Leaving his wife and three children behind, he paid smugglers to transport him to Thailand. He spent seven days languishing on a crowded boat before being taken to a camp deep in the Thai mountains.
There, Rohingya were beaten until their relatives sent the smugglers more money. Those whose families could not pay were killed, their bodies removed in the dead of night.
Having run out of money and fearing execution, Shor Muluk planned his escape. He waited until nightfall, then fled into the jungle, where he spent weeks walking without knowing where he was headed.
Somehow, he reached Malaysia and was lucky enough to be taken in by a Rohingya family. He worked in construction until the leg injuries he sustained during his beatings in Thailand became too much to bear.
“I don’t have enough money to pay for housing,” explains Shor, who now relies on handouts from others. “I sleep where I can; I survive as best I can.”
Shor Muluk is just one of 177,690 registered refugees and asylum seekers in Malaysia, the vast majority of whom are from Myanmar. Some 97,750 are Rohingya refugees, making them the largest refugee group in the country.
Rohingya have come to Malaysia to escape discrimination in their native Rakhine state since the 1990s, and with the camps in Bangladesh offering few prospects for the future, more continue to arrive.
While the urban environment in Malaysia offers refugees and asylum seekers some anonymity, there are few safety nets. Like many other countries in the region, Malaysia has not ratified the 1951 UN Refugee Convention, which means asylum seekers and refugees are effectively criminalised by domestic law.
Refugees can register with the UNHCR, but they don’t receive much assistance, cannot legally work and face limited access to education, healthcare and other social services.
Living in fear
The constant fear of arrest, detention and even deportation pushes refugees and other undocumented people underground. Most are reluctant to venture outside, and delay seeking healthcare, even in emergencies, in case hospital staff report them to immigration services.
“In order to survive, many refugees are forced to turn to jobs in the informal sector, working in dirty, dangerous and difficult jobs such as daily work in construction or agriculture,” says Beatrice Lau, Médecins Sans Frontières (MSF) head of mission in Malaysia.
They risk being exploited, blackmailed or underpaid and workplace accidents are common.
“Undocumented people in Malaysia are trapped in a vicious cycle, which they pay for with their physical and mental health,” says Lau.
To respond to the clear gap in services for this vulnerable group, MSF has been providing healthcare to Rohingya and other refugee and undocumented migrant communities in the Malaysian state of Penang since 2015.

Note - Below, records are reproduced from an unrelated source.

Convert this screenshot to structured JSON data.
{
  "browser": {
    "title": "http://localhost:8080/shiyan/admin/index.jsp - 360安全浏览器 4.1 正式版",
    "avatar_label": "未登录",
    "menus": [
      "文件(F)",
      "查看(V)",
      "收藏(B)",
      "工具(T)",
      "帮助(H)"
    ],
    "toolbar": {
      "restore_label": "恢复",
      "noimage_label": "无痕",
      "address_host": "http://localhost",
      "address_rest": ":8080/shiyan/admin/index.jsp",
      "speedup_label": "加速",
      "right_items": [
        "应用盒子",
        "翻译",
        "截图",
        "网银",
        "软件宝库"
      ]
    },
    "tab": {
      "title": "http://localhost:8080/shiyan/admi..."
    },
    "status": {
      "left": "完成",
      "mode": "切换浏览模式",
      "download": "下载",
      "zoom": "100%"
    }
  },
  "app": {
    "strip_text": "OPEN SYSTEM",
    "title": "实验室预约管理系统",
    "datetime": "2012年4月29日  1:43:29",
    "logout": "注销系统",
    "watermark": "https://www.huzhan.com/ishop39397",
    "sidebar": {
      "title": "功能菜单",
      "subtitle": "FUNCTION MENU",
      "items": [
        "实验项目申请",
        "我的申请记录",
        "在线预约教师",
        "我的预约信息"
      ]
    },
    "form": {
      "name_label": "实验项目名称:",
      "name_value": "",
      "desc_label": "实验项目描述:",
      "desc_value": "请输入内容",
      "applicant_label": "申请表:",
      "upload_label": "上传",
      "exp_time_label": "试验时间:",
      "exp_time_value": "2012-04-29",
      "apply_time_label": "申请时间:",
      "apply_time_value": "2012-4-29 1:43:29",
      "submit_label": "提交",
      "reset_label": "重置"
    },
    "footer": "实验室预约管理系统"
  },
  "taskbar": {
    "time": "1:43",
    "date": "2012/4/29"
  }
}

In addition to running mobile clinics, we opened a fixed basic healthcare clinic in October 2018 in Butterworth, a Penang neighbourhood where many undocumented migrants and refugees live.
Between October 2018 and August 2019, we carried out 6,770 consultations at our fixed clinic and 1,996 at mobile clinics. Mental health education, psychosocial support and counselling services are also available. We refer particularly vulnerable refugees to the UNHCR. Between October 2018 and August 2018, we made 489 such referrals.
We have also extended our healthcare to other vulnerable groups providing primary health care, referrals and psychosocial and counselling services in five government protection shelters for survivors of trafficking in Kuala Lumpur, Negeri Sembilan and Johor Bahru.
MSF, in collaboration with the NGO MERCY Malaysia, also conducts mobile clinics and water and sanitation upgrades at Belantik detention centre, where many refugees and undocumented migrants are held.
We are also working with other parties, such as UNHCR and Mercy Malaysia, together with Malaysia's ministries of health and home affairs, on longer-term improvements in access to healthcare for refugees.
This includes advocating for firewalls between healthcare provision and immigration enforcement at public health facilities, and developing sustainable health-financing schemes, such as health insurance. We also work to sensitise staff in Malaysia’s public healthcare system towards the vulnerabilities and healthcare needs of undocumented patients.